Applying Economic Freedom to the States
Several of the same groups mentioned above have also applied the concept of “economic freedom” to the states. In general, their ratings reflect the same right-wing philosophy, downgrading states for high government spending and high marginal taxes. In addition, states are rated “more free” if they have “right-to-work” legislation, lack a minimum wage law, and low union membership.
Do states rated more economically free have a better economic record? The next graph compares each state’s rating on the Fraser Institute’s economic freedom Index (on the horizontal axis) to that state’s growth in gross domestic product in the 2011-18-time frame (on the vertical axis). A high rating for economic freedom (states toward the right of graph) is no guarantee of outstanding growth (states toward the top).

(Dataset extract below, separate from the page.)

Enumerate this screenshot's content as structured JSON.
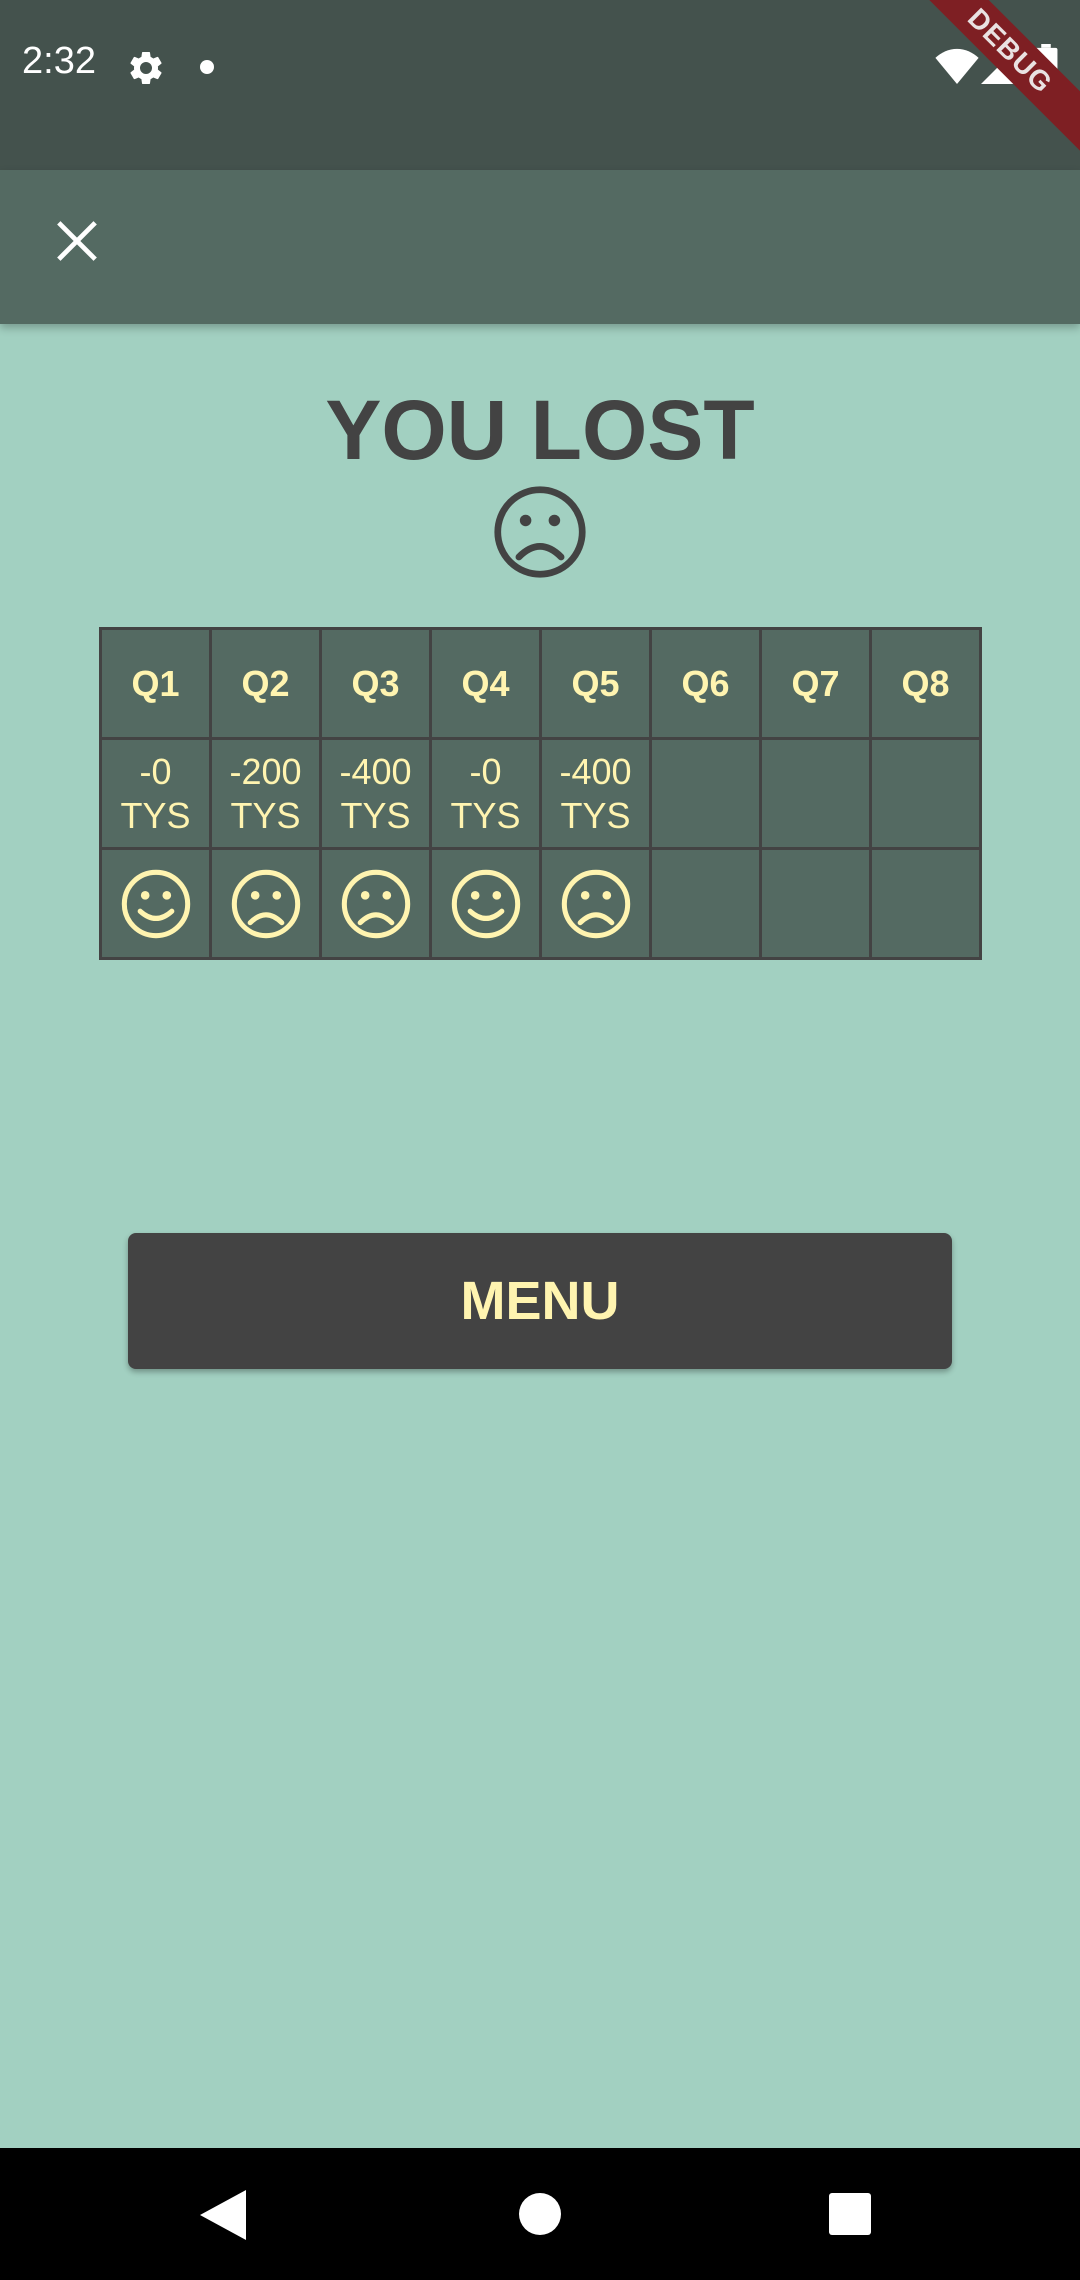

The three West Coast states—California, Oregon, and Washington (shown in green}—enjoyed high growth during this period. Yet two were given anemic economic freedom ratings.
Likewise, Wisconsin, its neighbors, and other Great Lakes states (shown in red) all had very similar growth, despite considerable policy differences. Perhaps geography is destiny.
Cato rates states’ freedom in 11 different dimensions. It applauds Wisconsin’s adoption of right-to-work legislation and places Wisconsin squarely in the middle, at 24th, both overall and economic. Summarizing, it says that “Wisconsin is one of the most improved states since 2010, but a great deal of the credit for that goes to a rise in personal freedom, not just economic freedom.” Other than pointing to the passage of concealed-carry legislation, however, it does not explain why it concludes that personal liberty increased.
The use of “freedom” to describe a set of economic policies has two troubling implications. One is that it is used to sugar coat a set of policies whose result is greater economic inequality in American society. Who, after all, can be opposed to more “freedom”?
A second is the resulting trivialization of freedom at a time when democratic norms are under attack globally and in United States. If, as suggested by Cato’s report, freedom means being able to carry a concealed gun, buy cheap cigarettes and beer, and to ride without a helmet, how can it be a serious value?